In a break with the European Union’s stance, the United Kingdom plans to ease requirements for field research on gene-edited crops. But the UK government has stopped short of waving such products through to supermarket shelves, or changing the regulations on gene-edited livestock.
On 29 September, the country’s Department for Environment, Food and Rural Affairs (Defra) announced that by the end of the year, researchers who want to conduct field trials of gene-edited plants will no longer need to submit risk assessments. Researchers will still need to register their study plans with the department, however.
The decision will save thousands of pounds and days of work that were needed to meet the previous requirements for even a small field trial, says Wendy Harwood, a plant biologist at the John Innes Centre in Norwich, UK.
“We will now be able to test promising genome-edited plants in the field at the earliest opportunity, and to assess early on which plants show promise under real environmental conditions,” she says. “This is essential, as containment glasshouse conditions can never cover the full range of environmental conditions.”
Departure from Europe
The United Kingdom had previously followed the European Union’s policy, which regulates gene-edited agricultural products as rigorously as crops engineered using older, less precise genetic techniques.
Some researchers have argued that certain applications of gene editing deserve less scrutiny because they make small genetic changes that could, in theory, be found in nature, unlike with older techniques that sometimes involve inserting genes or DNA sequences from other species into plant and animal genomes. These older approaches rarely offer control over where in the genome these sequences will land. Gene editing, by contrast, allows researchers to make more targeted changes.
Following the United Kingdom’s departure from the European Union, Defra announced in March that it was considering a different approach, and launched a public consultation.
The 29 September decision does not address whether gene-edited crops will face a shorter path to market than their transgenic counterparts. The department plans to introduce legislative changes that alter the definition of genetically modified organisms to exclude gene-edited crops, and thereby ease requirements for commercialization, but has not specified a date for this.

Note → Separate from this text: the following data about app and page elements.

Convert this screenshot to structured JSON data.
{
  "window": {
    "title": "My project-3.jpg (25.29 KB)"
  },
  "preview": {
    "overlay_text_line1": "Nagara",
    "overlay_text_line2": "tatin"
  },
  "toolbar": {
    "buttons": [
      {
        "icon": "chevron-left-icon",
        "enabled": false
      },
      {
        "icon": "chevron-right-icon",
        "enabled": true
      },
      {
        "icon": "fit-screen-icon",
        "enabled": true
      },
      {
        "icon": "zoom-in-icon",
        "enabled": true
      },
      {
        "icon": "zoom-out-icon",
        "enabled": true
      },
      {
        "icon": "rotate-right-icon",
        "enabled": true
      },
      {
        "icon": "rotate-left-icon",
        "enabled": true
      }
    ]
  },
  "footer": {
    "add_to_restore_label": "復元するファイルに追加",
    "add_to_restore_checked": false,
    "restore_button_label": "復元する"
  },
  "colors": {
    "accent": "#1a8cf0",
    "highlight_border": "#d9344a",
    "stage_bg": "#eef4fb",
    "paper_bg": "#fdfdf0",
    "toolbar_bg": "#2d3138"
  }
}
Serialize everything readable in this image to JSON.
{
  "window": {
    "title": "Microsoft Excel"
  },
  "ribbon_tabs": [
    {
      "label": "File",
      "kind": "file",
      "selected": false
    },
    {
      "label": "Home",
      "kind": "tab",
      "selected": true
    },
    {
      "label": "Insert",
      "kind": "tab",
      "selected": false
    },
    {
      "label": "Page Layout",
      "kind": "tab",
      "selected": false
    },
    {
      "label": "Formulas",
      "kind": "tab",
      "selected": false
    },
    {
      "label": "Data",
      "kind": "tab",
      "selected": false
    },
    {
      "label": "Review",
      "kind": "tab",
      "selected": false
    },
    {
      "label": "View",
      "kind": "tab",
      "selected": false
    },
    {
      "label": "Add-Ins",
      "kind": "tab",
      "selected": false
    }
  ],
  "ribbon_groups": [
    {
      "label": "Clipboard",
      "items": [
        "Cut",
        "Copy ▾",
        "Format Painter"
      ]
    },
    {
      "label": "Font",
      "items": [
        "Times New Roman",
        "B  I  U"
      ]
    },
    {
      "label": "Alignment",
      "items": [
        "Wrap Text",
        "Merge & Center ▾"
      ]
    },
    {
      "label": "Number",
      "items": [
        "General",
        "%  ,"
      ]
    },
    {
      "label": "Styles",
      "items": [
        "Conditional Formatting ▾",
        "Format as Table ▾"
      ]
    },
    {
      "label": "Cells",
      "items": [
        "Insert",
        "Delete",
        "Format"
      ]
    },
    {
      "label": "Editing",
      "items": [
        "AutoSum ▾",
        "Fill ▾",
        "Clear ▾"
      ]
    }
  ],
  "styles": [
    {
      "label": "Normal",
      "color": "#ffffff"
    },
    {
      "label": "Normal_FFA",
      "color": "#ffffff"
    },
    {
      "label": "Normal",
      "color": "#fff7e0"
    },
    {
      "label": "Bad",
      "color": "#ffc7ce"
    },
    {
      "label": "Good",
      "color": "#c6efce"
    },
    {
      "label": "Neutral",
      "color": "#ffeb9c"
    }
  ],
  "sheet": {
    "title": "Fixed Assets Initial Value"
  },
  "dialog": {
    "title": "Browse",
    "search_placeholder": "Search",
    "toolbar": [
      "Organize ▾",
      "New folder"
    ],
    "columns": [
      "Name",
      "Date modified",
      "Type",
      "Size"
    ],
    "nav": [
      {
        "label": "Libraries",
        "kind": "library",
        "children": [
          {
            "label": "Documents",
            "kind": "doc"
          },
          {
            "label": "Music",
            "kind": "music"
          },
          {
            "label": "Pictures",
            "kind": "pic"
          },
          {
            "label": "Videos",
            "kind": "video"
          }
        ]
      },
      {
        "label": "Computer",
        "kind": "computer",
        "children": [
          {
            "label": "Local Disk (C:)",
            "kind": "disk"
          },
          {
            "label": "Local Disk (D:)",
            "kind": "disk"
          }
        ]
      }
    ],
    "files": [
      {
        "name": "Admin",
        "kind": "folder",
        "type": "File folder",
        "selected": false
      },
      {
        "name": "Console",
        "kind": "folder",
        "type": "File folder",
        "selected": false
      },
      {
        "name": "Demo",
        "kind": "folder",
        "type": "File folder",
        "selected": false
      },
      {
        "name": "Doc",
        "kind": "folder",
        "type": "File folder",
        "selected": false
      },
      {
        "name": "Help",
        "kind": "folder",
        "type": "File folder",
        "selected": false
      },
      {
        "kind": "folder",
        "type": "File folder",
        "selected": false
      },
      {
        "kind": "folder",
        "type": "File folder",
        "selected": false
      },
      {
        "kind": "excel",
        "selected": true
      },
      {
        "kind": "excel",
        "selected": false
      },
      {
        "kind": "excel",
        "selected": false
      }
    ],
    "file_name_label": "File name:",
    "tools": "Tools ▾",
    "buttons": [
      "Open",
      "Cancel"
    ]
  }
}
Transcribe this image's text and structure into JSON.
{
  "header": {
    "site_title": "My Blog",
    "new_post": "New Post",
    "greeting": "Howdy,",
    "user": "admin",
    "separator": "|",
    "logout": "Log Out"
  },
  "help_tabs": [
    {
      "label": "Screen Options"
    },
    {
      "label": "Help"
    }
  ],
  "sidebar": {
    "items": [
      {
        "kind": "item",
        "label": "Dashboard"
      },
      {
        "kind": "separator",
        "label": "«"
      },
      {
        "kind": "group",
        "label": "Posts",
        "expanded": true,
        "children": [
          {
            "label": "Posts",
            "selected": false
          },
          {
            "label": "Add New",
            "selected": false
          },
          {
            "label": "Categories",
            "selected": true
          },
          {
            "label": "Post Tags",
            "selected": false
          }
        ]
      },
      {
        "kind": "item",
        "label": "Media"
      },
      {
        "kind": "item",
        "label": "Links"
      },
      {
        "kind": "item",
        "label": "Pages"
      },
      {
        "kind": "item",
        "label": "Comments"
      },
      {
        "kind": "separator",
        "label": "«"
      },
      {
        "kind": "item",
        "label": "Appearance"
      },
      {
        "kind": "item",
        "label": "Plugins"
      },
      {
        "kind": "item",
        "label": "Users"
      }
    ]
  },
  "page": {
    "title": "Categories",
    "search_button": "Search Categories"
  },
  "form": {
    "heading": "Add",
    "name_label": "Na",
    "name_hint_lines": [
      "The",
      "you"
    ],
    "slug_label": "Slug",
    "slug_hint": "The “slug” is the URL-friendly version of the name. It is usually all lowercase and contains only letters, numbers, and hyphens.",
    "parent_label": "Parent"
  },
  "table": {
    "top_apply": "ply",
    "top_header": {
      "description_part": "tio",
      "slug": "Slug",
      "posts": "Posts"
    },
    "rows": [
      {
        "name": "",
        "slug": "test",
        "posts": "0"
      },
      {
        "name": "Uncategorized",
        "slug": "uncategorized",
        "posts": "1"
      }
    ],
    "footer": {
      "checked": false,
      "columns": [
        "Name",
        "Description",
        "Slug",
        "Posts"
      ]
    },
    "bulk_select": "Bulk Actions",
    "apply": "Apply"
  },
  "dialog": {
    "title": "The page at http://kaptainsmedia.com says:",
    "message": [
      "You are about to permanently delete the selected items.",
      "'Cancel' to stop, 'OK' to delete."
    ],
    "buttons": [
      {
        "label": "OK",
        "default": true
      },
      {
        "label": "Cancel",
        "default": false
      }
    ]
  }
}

And for the time being, UK research involving gene-edited animals will continue to be regulated as before, to ensure animal-welfare standards are met.
Any changes the United Kingdom makes will be watched carefully by countries that have yet to develop policies regarding gene editing. “It’s very, very important,” says plant biologist Caixia Gao at the Chinese Academy of Sciences’ Institute of Genetics and Developmental Biology in Beijing, where regulations on gene-edited food are still being formulated.
“A lot of countries look to what the UK and the United States do in regulating synthetic-biology technologies, and end up shaping their regulatory policies to be aligned or somewhat aligned with what the UK and US are doing,” says Jon Oatley, a reproductive biologist at Washington State University in Pullman.
Some countries, including Argentina, Australia, Japan and Brazil, have already determined how they will regulate gene-edited crops and livestock, and allow certain gene-edited products to run the regulatory gauntlet more swiftly.
Even so, gene-editing technology is young, and few crops have made it to market. The first commercialized gene-edited food product was a variety of soya bean that produces higher amounts of a compound called oleic acid. The crop is used to make a soya-bean oil that has a longer shelf life , launched in the United States by Calyxt of Roseville, Minnesota, in 2019. Earlier this year, a gene-edited tomato came on to the market in Japan boasting higher amounts of γ-aminobutyric acid (GABA), which the producers suggest could have health benefits.
More gene-edited crops on are the way. Bioheuris, a plant biotechnology company headquartered in Rosario, Argentina, launched five years ago and aims to develop herbicide-resistant soya bean and sorghum using gene editing. The country’s swift clarity around gene-edited products helped investors to feel more comfortable with the company’s approach, says co-founder and chief executive officer Lucas Lieber.
Gene editing could cut the cost of developing an engineered crop 100-fold compared to developing genetically modified plants with older techniques, says Lieber, partly because it is faster and partly because of reduced regulatory costs.
Bioheuris had earlier considered branching out into wheat and barley, but decided against it, says Lieber. “These crops are very important in Europe,” he says. “But Europe is not very friendly to gene editing, so we decided to concentrate on other crops.”
A swifter approval pathway for gene-edited crops in the United Kingdom might make his team rethink that decision, Lieber says.
But European policies could continue to have an impact on research. Plant biologist Yinong Yang at Pennsylvania State University in University Park says that although he might be able to carry out winter field trials of gene-edited rice in certain southern US states, some state farm associations are reluctant to approve the tests. “They have concern about that, because of the rice exports to the European Union,” he says. “If you mix some of the field-tested rice with export rice, that could create issues.”